Images should be omitted while the rest of the data is duplicated exactly.
━━━━━━━━━━━━━━━━
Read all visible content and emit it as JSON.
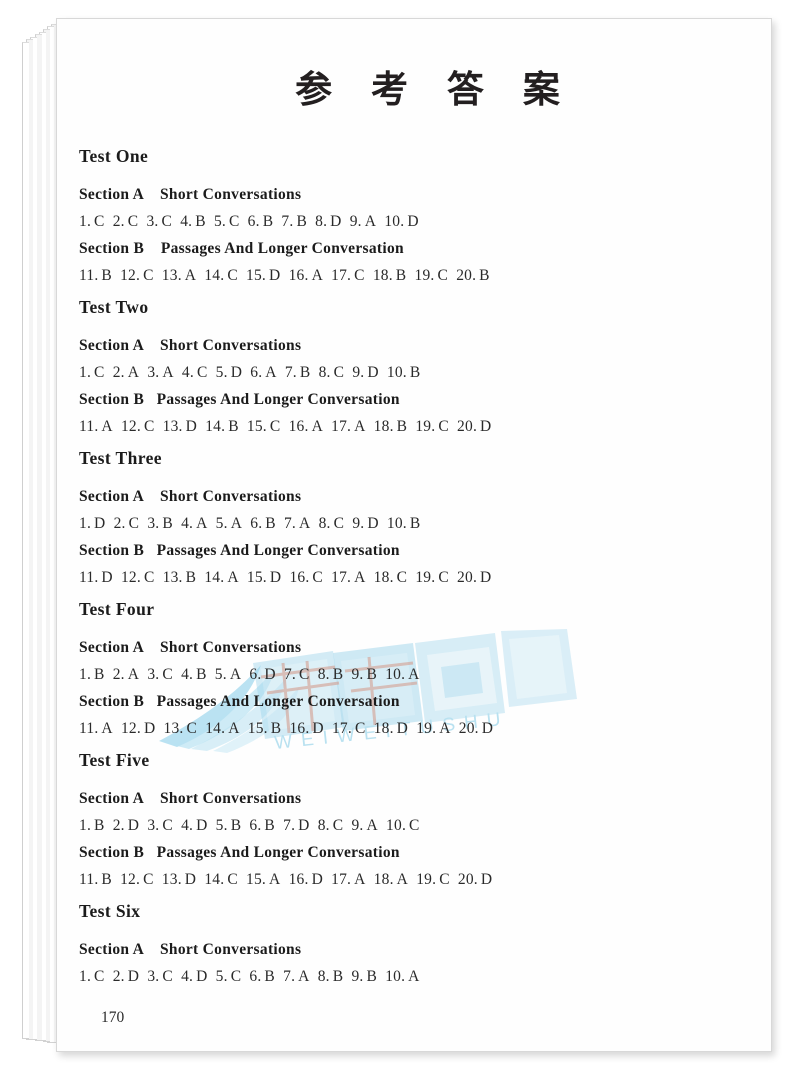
{
  "document": {
    "title": "参 考 答 案",
    "page_number": "170"
  },
  "watermark": {
    "chinese": "蔚蔚图书",
    "pinyin": "WEIWEITUSHU",
    "color": "#7ecbe8"
  },
  "labels": {
    "section_a": "Section A    Short Conversations",
    "section_b": "Section B    Passages And Longer Conversation"
  },
  "tests": [
    {
      "title": "Test One",
      "section_a_label": "Section A    Short Conversations",
      "section_a_answers": [
        {
          "num": "1.",
          "letter": "C"
        },
        {
          "num": "2.",
          "letter": "C"
        },
        {
          "num": "3.",
          "letter": "C"
        },
        {
          "num": "4.",
          "letter": "B"
        },
        {
          "num": "5.",
          "letter": "C"
        },
        {
          "num": "6.",
          "letter": "B"
        },
        {
          "num": "7.",
          "letter": "B"
        },
        {
          "num": "8.",
          "letter": "D"
        },
        {
          "num": "9.",
          "letter": "A"
        },
        {
          "num": "10.",
          "letter": "D"
        }
      ],
      "section_b_label": "Section B    Passages And Longer Conversation",
      "section_b_answers": [
        {
          "num": "11.",
          "letter": "B"
        },
        {
          "num": "12.",
          "letter": "C"
        },
        {
          "num": "13.",
          "letter": "A"
        },
        {
          "num": "14.",
          "letter": "C"
        },
        {
          "num": "15.",
          "letter": "D"
        },
        {
          "num": "16.",
          "letter": "A"
        },
        {
          "num": "17.",
          "letter": "C"
        },
        {
          "num": "18.",
          "letter": "B"
        },
        {
          "num": "19.",
          "letter": "C"
        },
        {
          "num": "20.",
          "letter": "B"
        }
      ]
    },
    {
      "title": "Test Two",
      "section_a_label": "Section A    Short Conversations",
      "section_a_answers": [
        {
          "num": "1.",
          "letter": "C"
        },
        {
          "num": "2.",
          "letter": "A"
        },
        {
          "num": "3.",
          "letter": "A"
        },
        {
          "num": "4.",
          "letter": "C"
        },
        {
          "num": "5.",
          "letter": "D"
        },
        {
          "num": "6.",
          "letter": "A"
        },
        {
          "num": "7.",
          "letter": "B"
        },
        {
          "num": "8.",
          "letter": "C"
        },
        {
          "num": "9.",
          "letter": "D"
        },
        {
          "num": "10.",
          "letter": "B"
        }
      ],
      "section_b_label": "Section B   Passages And Longer Conversation",
      "section_b_answers": [
        {
          "num": "11.",
          "letter": "A"
        },
        {
          "num": "12.",
          "letter": "C"
        },
        {
          "num": "13.",
          "letter": "D"
        },
        {
          "num": "14.",
          "letter": "B"
        },
        {
          "num": "15.",
          "letter": "C"
        },
        {
          "num": "16.",
          "letter": "A"
        },
        {
          "num": "17.",
          "letter": "A"
        },
        {
          "num": "18.",
          "letter": "B"
        },
        {
          "num": "19.",
          "letter": "C"
        },
        {
          "num": "20.",
          "letter": "D"
        }
      ]
    },
    {
      "title": "Test Three",
      "section_a_label": "Section A    Short Conversations",
      "section_a_answers": [
        {
          "num": "1.",
          "letter": "D"
        },
        {
          "num": "2.",
          "letter": "C"
        },
        {
          "num": "3.",
          "letter": "B"
        },
        {
          "num": "4.",
          "letter": "A"
        },
        {
          "num": "5.",
          "letter": "A"
        },
        {
          "num": "6.",
          "letter": "B"
        },
        {
          "num": "7.",
          "letter": "A"
        },
        {
          "num": "8.",
          "letter": "C"
        },
        {
          "num": "9.",
          "letter": "D"
        },
        {
          "num": "10.",
          "letter": "B"
        }
      ],
      "section_b_label": "Section B   Passages And Longer Conversation",
      "section_b_answers": [
        {
          "num": "11.",
          "letter": "D"
        },
        {
          "num": "12.",
          "letter": "C"
        },
        {
          "num": "13.",
          "letter": "B"
        },
        {
          "num": "14.",
          "letter": "A"
        },
        {
          "num": "15.",
          "letter": "D"
        },
        {
          "num": "16.",
          "letter": "C"
        },
        {
          "num": "17.",
          "letter": "A"
        },
        {
          "num": "18.",
          "letter": "C"
        },
        {
          "num": "19.",
          "letter": "C"
        },
        {
          "num": "20.",
          "letter": "D"
        }
      ]
    },
    {
      "title": "Test Four",
      "section_a_label": "Section A    Short Conversations",
      "section_a_answers": [
        {
          "num": "1.",
          "letter": "B"
        },
        {
          "num": "2.",
          "letter": "A"
        },
        {
          "num": "3.",
          "letter": "C"
        },
        {
          "num": "4.",
          "letter": "B"
        },
        {
          "num": "5.",
          "letter": "A"
        },
        {
          "num": "6.",
          "letter": "D"
        },
        {
          "num": "7.",
          "letter": "C"
        },
        {
          "num": "8.",
          "letter": "B"
        },
        {
          "num": "9.",
          "letter": "B"
        },
        {
          "num": "10.",
          "letter": "A"
        }
      ],
      "section_b_label": "Section B   Passages And Longer Conversation",
      "section_b_answers": [
        {
          "num": "11.",
          "letter": "A"
        },
        {
          "num": "12.",
          "letter": "D"
        },
        {
          "num": "13.",
          "letter": "C"
        },
        {
          "num": "14.",
          "letter": "A"
        },
        {
          "num": "15.",
          "letter": "B"
        },
        {
          "num": "16.",
          "letter": "D"
        },
        {
          "num": "17.",
          "letter": "C"
        },
        {
          "num": "18.",
          "letter": "D"
        },
        {
          "num": "19.",
          "letter": "A"
        },
        {
          "num": "20.",
          "letter": "D"
        }
      ]
    },
    {
      "title": "Test Five",
      "section_a_label": "Section A    Short Conversations",
      "section_a_answers": [
        {
          "num": "1.",
          "letter": "B"
        },
        {
          "num": "2.",
          "letter": "D"
        },
        {
          "num": "3.",
          "letter": "C"
        },
        {
          "num": "4.",
          "letter": "D"
        },
        {
          "num": "5.",
          "letter": "B"
        },
        {
          "num": "6.",
          "letter": "B"
        },
        {
          "num": "7.",
          "letter": "D"
        },
        {
          "num": "8.",
          "letter": "C"
        },
        {
          "num": "9.",
          "letter": "A"
        },
        {
          "num": "10.",
          "letter": "C"
        }
      ],
      "section_b_label": "Section B   Passages And Longer Conversation",
      "section_b_answers": [
        {
          "num": "11.",
          "letter": "B"
        },
        {
          "num": "12.",
          "letter": "C"
        },
        {
          "num": "13.",
          "letter": "D"
        },
        {
          "num": "14.",
          "letter": "C"
        },
        {
          "num": "15.",
          "letter": "A"
        },
        {
          "num": "16.",
          "letter": "D"
        },
        {
          "num": "17.",
          "letter": "A"
        },
        {
          "num": "18.",
          "letter": "A"
        },
        {
          "num": "19.",
          "letter": "C"
        },
        {
          "num": "20.",
          "letter": "D"
        }
      ]
    },
    {
      "title": "Test Six",
      "section_a_label": "Section A    Short Conversations",
      "section_a_answers": [
        {
          "num": "1.",
          "letter": "C"
        },
        {
          "num": "2.",
          "letter": "D"
        },
        {
          "num": "3.",
          "letter": "C"
        },
        {
          "num": "4.",
          "letter": "D"
        },
        {
          "num": "5.",
          "letter": "C"
        },
        {
          "num": "6.",
          "letter": "B"
        },
        {
          "num": "7.",
          "letter": "A"
        },
        {
          "num": "8.",
          "letter": "B"
        },
        {
          "num": "9.",
          "letter": "B"
        },
        {
          "num": "10.",
          "letter": "A"
        }
      ],
      "section_b_label": null,
      "section_b_answers": []
    }
  ]
}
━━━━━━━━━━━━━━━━
Response to this task:
Read all visible content and emit it as JSON.
{
  "document": {
    "title": "参 考 答 案",
    "page_number": "170"
  },
  "watermark": {
    "chinese": "蔚蔚图书",
    "pinyin": "WEIWEITUSHU",
    "color": "#7ecbe8"
  },
  "labels": {
    "section_a": "Section A    Short Conversations",
    "section_b": "Section B    Passages And Longer Conversation"
  },
  "tests": [
    {
      "title": "Test One",
      "section_a_label": "Section A    Short Conversations",
      "section_a_answers": [
        {
          "num": "1.",
          "letter": "C"
        },
        {
          "num": "2.",
          "letter": "C"
        },
        {
          "num": "3.",
          "letter": "C"
        },
        {
          "num": "4.",
          "letter": "B"
        },
        {
          "num": "5.",
          "letter": "C"
        },
        {
          "num": "6.",
          "letter": "B"
        },
        {
          "num": "7.",
          "letter": "B"
        },
        {
          "num": "8.",
          "letter": "D"
        },
        {
          "num": "9.",
          "letter": "A"
        },
        {
          "num": "10.",
          "letter": "D"
        }
      ],
      "section_b_label": "Section B    Passages And Longer Conversation",
      "section_b_answers": [
        {
          "num": "11.",
          "letter": "B"
        },
        {
          "num": "12.",
          "letter": "C"
        },
        {
          "num": "13.",
          "letter": "A"
        },
        {
          "num": "14.",
          "letter": "C"
        },
        {
          "num": "15.",
          "letter": "D"
        },
        {
          "num": "16.",
          "letter": "A"
        },
        {
          "num": "17.",
          "letter": "C"
        },
        {
          "num": "18.",
          "letter": "B"
        },
        {
          "num": "19.",
          "letter": "C"
        },
        {
          "num": "20.",
          "letter": "B"
        }
      ]
    },
    {
      "title": "Test Two",
      "section_a_label": "Section A    Short Conversations",
      "section_a_answers": [
        {
          "num": "1.",
          "letter": "C"
        },
        {
          "num": "2.",
          "letter": "A"
        },
        {
          "num": "3.",
          "letter": "A"
        },
        {
          "num": "4.",
          "letter": "C"
        },
        {
          "num": "5.",
          "letter": "D"
        },
        {
          "num": "6.",
          "letter": "A"
        },
        {
          "num": "7.",
          "letter": "B"
        },
        {
          "num": "8.",
          "letter": "C"
        },
        {
          "num": "9.",
          "letter": "D"
        },
        {
          "num": "10.",
          "letter": "B"
        }
      ],
      "section_b_label": "Section B   Passages And Longer Conversation",
      "section_b_answers": [
        {
          "num": "11.",
          "letter": "A"
        },
        {
          "num": "12.",
          "letter": "C"
        },
        {
          "num": "13.",
          "letter": "D"
        },
        {
          "num": "14.",
          "letter": "B"
        },
        {
          "num": "15.",
          "letter": "C"
        },
        {
          "num": "16.",
          "letter": "A"
        },
        {
          "num": "17.",
          "letter": "A"
        },
        {
          "num": "18.",
          "letter": "B"
        },
        {
          "num": "19.",
          "letter": "C"
        },
        {
          "num": "20.",
          "letter": "D"
        }
      ]
    },
    {
      "title": "Test Three",
      "section_a_label": "Section A    Short Conversations",
      "section_a_answers": [
        {
          "num": "1.",
          "letter": "D"
        },
        {
          "num": "2.",
          "letter": "C"
        },
        {
          "num": "3.",
          "letter": "B"
        },
        {
          "num": "4.",
          "letter": "A"
        },
        {
          "num": "5.",
          "letter": "A"
        },
        {
          "num": "6.",
          "letter": "B"
        },
        {
          "num": "7.",
          "letter": "A"
        },
        {
          "num": "8.",
          "letter": "C"
        },
        {
          "num": "9.",
          "letter": "D"
        },
        {
          "num": "10.",
          "letter": "B"
        }
      ],
      "section_b_label": "Section B   Passages And Longer Conversation",
      "section_b_answers": [
        {
          "num": "11.",
          "letter": "D"
        },
        {
          "num": "12.",
          "letter": "C"
        },
        {
          "num": "13.",
          "letter": "B"
        },
        {
          "num": "14.",
          "letter": "A"
        },
        {
          "num": "15.",
          "letter": "D"
        },
        {
          "num": "16.",
          "letter": "C"
        },
        {
          "num": "17.",
          "letter": "A"
        },
        {
          "num": "18.",
          "letter": "C"
        },
        {
          "num": "19.",
          "letter": "C"
        },
        {
          "num": "20.",
          "letter": "D"
        }
      ]
    },
    {
      "title": "Test Four",
      "section_a_label": "Section A    Short Conversations",
      "section_a_answers": [
        {
          "num": "1.",
          "letter": "B"
        },
        {
          "num": "2.",
          "letter": "A"
        },
        {
          "num": "3.",
          "letter": "C"
        },
        {
          "num": "4.",
          "letter": "B"
        },
        {
          "num": "5.",
          "letter": "A"
        },
        {
          "num": "6.",
          "letter": "D"
        },
        {
          "num": "7.",
          "letter": "C"
        },
        {
          "num": "8.",
          "letter": "B"
        },
        {
          "num": "9.",
          "letter": "B"
        },
        {
          "num": "10.",
          "letter": "A"
        }
      ],
      "section_b_label": "Section B   Passages And Longer Conversation",
      "section_b_answers": [
        {
          "num": "11.",
          "letter": "A"
        },
        {
          "num": "12.",
          "letter": "D"
        },
        {
          "num": "13.",
          "letter": "C"
        },
        {
          "num": "14.",
          "letter": "A"
        },
        {
          "num": "15.",
          "letter": "B"
        },
        {
          "num": "16.",
          "letter": "D"
        },
        {
          "num": "17.",
          "letter": "C"
        },
        {
          "num": "18.",
          "letter": "D"
        },
        {
          "num": "19.",
          "letter": "A"
        },
        {
          "num": "20.",
          "letter": "D"
        }
      ]
    },
    {
      "title": "Test Five",
      "section_a_label": "Section A    Short Conversations",
      "section_a_answers": [
        {
          "num": "1.",
          "letter": "B"
        },
        {
          "num": "2.",
          "letter": "D"
        },
        {
          "num": "3.",
          "letter": "C"
        },
        {
          "num": "4.",
          "letter": "D"
        },
        {
          "num": "5.",
          "letter": "B"
        },
        {
          "num": "6.",
          "letter": "B"
        },
        {
          "num": "7.",
          "letter": "D"
        },
        {
          "num": "8.",
          "letter": "C"
        },
        {
          "num": "9.",
          "letter": "A"
        },
        {
          "num": "10.",
          "letter": "C"
        }
      ],
      "section_b_label": "Section B   Passages And Longer Conversation",
      "section_b_answers": [
        {
          "num": "11.",
          "letter": "B"
        },
        {
          "num": "12.",
          "letter": "C"
        },
        {
          "num": "13.",
          "letter": "D"
        },
        {
          "num": "14.",
          "letter": "C"
        },
        {
          "num": "15.",
          "letter": "A"
        },
        {
          "num": "16.",
          "letter": "D"
        },
        {
          "num": "17.",
          "letter": "A"
        },
        {
          "num": "18.",
          "letter": "A"
        },
        {
          "num": "19.",
          "letter": "C"
        },
        {
          "num": "20.",
          "letter": "D"
        }
      ]
    },
    {
      "title": "Test Six",
      "section_a_label": "Section A    Short Conversations",
      "section_a_answers": [
        {
          "num": "1.",
          "letter": "C"
        },
        {
          "num": "2.",
          "letter": "D"
        },
        {
          "num": "3.",
          "letter": "C"
        },
        {
          "num": "4.",
          "letter": "D"
        },
        {
          "num": "5.",
          "letter": "C"
        },
        {
          "num": "6.",
          "letter": "B"
        },
        {
          "num": "7.",
          "letter": "A"
        },
        {
          "num": "8.",
          "letter": "B"
        },
        {
          "num": "9.",
          "letter": "B"
        },
        {
          "num": "10.",
          "letter": "A"
        }
      ],
      "section_b_label": null,
      "section_b_answers": []
    }
  ]
}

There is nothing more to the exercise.